* **YOUR ASSIGNMENT**
Each record below needs to be set down again exactly.

* **MATERIAL FOR THIS EXERCISE**
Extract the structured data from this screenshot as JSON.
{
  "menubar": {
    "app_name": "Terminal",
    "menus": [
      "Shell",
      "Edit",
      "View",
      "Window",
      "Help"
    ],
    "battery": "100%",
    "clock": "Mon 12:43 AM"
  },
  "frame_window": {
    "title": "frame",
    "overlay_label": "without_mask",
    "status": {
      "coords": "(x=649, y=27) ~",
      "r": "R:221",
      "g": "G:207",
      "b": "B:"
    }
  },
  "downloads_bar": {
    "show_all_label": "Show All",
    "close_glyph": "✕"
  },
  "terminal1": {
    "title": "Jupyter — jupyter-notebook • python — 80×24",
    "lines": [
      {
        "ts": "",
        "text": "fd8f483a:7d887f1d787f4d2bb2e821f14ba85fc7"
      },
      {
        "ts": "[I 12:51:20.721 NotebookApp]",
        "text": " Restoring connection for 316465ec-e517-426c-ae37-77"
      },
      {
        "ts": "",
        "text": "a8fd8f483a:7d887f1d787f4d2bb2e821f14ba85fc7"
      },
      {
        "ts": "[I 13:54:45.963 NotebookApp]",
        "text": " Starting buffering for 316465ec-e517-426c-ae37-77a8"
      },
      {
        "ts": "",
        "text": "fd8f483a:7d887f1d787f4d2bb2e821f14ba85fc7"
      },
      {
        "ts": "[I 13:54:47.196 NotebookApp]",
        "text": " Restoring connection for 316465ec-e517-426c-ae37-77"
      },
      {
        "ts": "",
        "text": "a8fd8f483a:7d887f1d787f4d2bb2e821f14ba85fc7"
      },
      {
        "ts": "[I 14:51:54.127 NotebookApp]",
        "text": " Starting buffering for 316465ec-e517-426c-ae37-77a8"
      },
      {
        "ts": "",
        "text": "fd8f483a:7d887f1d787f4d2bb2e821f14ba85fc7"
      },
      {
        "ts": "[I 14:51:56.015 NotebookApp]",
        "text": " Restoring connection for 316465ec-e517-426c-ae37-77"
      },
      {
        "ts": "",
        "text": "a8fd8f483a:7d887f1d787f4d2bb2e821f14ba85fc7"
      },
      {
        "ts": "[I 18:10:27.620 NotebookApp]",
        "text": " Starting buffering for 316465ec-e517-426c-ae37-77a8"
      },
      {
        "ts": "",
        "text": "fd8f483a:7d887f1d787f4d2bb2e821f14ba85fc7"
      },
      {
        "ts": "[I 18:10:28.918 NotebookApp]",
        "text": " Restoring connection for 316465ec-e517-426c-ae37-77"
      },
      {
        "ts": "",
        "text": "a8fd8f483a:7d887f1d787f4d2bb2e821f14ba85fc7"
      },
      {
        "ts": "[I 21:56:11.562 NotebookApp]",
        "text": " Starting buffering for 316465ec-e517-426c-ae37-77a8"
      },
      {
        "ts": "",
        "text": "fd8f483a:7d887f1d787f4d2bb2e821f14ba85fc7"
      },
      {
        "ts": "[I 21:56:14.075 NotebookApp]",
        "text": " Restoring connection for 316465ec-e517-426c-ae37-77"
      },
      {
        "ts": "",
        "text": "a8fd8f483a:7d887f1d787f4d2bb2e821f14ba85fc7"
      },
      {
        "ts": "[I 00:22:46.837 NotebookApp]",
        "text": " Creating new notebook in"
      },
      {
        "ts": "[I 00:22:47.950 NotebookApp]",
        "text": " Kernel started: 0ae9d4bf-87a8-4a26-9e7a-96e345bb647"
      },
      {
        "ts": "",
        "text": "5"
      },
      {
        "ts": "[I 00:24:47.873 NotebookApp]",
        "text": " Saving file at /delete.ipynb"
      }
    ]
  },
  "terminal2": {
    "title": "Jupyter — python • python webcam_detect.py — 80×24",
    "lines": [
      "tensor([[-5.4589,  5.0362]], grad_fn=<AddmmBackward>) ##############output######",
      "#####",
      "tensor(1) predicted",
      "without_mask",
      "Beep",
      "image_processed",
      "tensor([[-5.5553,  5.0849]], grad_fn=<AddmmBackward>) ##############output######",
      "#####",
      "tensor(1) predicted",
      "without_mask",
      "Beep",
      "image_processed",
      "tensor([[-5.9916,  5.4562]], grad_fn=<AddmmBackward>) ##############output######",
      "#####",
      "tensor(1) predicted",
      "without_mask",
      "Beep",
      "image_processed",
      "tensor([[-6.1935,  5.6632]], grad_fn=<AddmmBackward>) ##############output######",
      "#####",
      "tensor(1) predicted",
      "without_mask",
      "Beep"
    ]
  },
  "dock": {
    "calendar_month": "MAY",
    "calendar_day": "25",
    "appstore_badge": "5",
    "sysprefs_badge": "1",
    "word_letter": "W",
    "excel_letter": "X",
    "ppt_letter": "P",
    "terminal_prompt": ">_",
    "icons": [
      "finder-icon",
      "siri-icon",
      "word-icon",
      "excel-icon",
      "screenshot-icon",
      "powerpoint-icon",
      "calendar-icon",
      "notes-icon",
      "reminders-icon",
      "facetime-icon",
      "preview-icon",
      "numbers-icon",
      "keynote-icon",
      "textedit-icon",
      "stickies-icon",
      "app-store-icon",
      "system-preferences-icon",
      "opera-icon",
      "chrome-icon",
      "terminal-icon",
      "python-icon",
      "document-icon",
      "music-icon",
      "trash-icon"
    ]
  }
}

* **ANSWER FOR THE TASK**
Extract the structured data from this screenshot as JSON.
{
  "menubar": {
    "app_name": "Terminal",
    "menus": [
      "Shell",
      "Edit",
      "View",
      "Window",
      "Help"
    ],
    "battery": "100%",
    "clock": "Mon 12:43 AM"
  },
  "frame_window": {
    "title": "frame",
    "overlay_label": "without_mask",
    "status": {
      "coords": "(x=649, y=27) ~",
      "r": "R:221",
      "g": "G:207",
      "b": "B:"
    }
  },
  "downloads_bar": {
    "show_all_label": "Show All",
    "close_glyph": "✕"
  },
  "terminal1": {
    "title": "Jupyter — jupyter-notebook • python — 80×24",
    "lines": [
      {
        "ts": "",
        "text": "fd8f483a:7d887f1d787f4d2bb2e821f14ba85fc7"
      },
      {
        "ts": "[I 12:51:20.721 NotebookApp]",
        "text": " Restoring connection for 316465ec-e517-426c-ae37-77"
      },
      {
        "ts": "",
        "text": "a8fd8f483a:7d887f1d787f4d2bb2e821f14ba85fc7"
      },
      {
        "ts": "[I 13:54:45.963 NotebookApp]",
        "text": " Starting buffering for 316465ec-e517-426c-ae37-77a8"
      },
      {
        "ts": "",
        "text": "fd8f483a:7d887f1d787f4d2bb2e821f14ba85fc7"
      },
      {
        "ts": "[I 13:54:47.196 NotebookApp]",
        "text": " Restoring connection for 316465ec-e517-426c-ae37-77"
      },
      {
        "ts": "",
        "text": "a8fd8f483a:7d887f1d787f4d2bb2e821f14ba85fc7"
      },
      {
        "ts": "[I 14:51:54.127 NotebookApp]",
        "text": " Starting buffering for 316465ec-e517-426c-ae37-77a8"
      },
      {
        "ts": "",
        "text": "fd8f483a:7d887f1d787f4d2bb2e821f14ba85fc7"
      },
      {
        "ts": "[I 14:51:56.015 NotebookApp]",
        "text": " Restoring connection for 316465ec-e517-426c-ae37-77"
      },
      {
        "ts": "",
        "text": "a8fd8f483a:7d887f1d787f4d2bb2e821f14ba85fc7"
      },
      {
        "ts": "[I 18:10:27.620 NotebookApp]",
        "text": " Starting buffering for 316465ec-e517-426c-ae37-77a8"
      },
      {
        "ts": "",
        "text": "fd8f483a:7d887f1d787f4d2bb2e821f14ba85fc7"
      },
      {
        "ts": "[I 18:10:28.918 NotebookApp]",
        "text": " Restoring connection for 316465ec-e517-426c-ae37-77"
      },
      {
        "ts": "",
        "text": "a8fd8f483a:7d887f1d787f4d2bb2e821f14ba85fc7"
      },
      {
        "ts": "[I 21:56:11.562 NotebookApp]",
        "text": " Starting buffering for 316465ec-e517-426c-ae37-77a8"
      },
      {
        "ts": "",
        "text": "fd8f483a:7d887f1d787f4d2bb2e821f14ba85fc7"
      },
      {
        "ts": "[I 21:56:14.075 NotebookApp]",
        "text": " Restoring connection for 316465ec-e517-426c-ae37-77"
      },
      {
        "ts": "",
        "text": "a8fd8f483a:7d887f1d787f4d2bb2e821f14ba85fc7"
      },
      {
        "ts": "[I 00:22:46.837 NotebookApp]",
        "text": " Creating new notebook in"
      },
      {
        "ts": "[I 00:22:47.950 NotebookApp]",
        "text": " Kernel started: 0ae9d4bf-87a8-4a26-9e7a-96e345bb647"
      },
      {
        "ts": "",
        "text": "5"
      },
      {
        "ts": "[I 00:24:47.873 NotebookApp]",
        "text": " Saving file at /delete.ipynb"
      }
    ]
  },
  "terminal2": {
    "title": "Jupyter — python • python webcam_detect.py — 80×24",
    "lines": [
      "tensor([[-5.4589,  5.0362]], grad_fn=<AddmmBackward>) ##############output######",
      "#####",
      "tensor(1) predicted",
      "without_mask",
      "Beep",
      "image_processed",
      "tensor([[-5.5553,  5.0849]], grad_fn=<AddmmBackward>) ##############output######",
      "#####",
      "tensor(1) predicted",
      "without_mask",
      "Beep",
      "image_processed",
      "tensor([[-5.9916,  5.4562]], grad_fn=<AddmmBackward>) ##############output######",
      "#####",
      "tensor(1) predicted",
      "without_mask",
      "Beep",
      "image_processed",
      "tensor([[-6.1935,  5.6632]], grad_fn=<AddmmBackward>) ##############output######",
      "#####",
      "tensor(1) predicted",
      "without_mask",
      "Beep"
    ]
  },
  "dock": {
    "calendar_month": "MAY",
    "calendar_day": "25",
    "appstore_badge": "5",
    "sysprefs_badge": "1",
    "word_letter": "W",
    "excel_letter": "X",
    "ppt_letter": "P",
    "terminal_prompt": ">_",
    "icons": [
      "finder-icon",
      "siri-icon",
      "word-icon",
      "excel-icon",
      "screenshot-icon",
      "powerpoint-icon",
      "calendar-icon",
      "notes-icon",
      "reminders-icon",
      "facetime-icon",
      "preview-icon",
      "numbers-icon",
      "keynote-icon",
      "textedit-icon",
      "stickies-icon",
      "app-store-icon",
      "system-preferences-icon",
      "opera-icon",
      "chrome-icon",
      "terminal-icon",
      "python-icon",
      "document-icon",
      "music-icon",
      "trash-icon"
    ]
  }
}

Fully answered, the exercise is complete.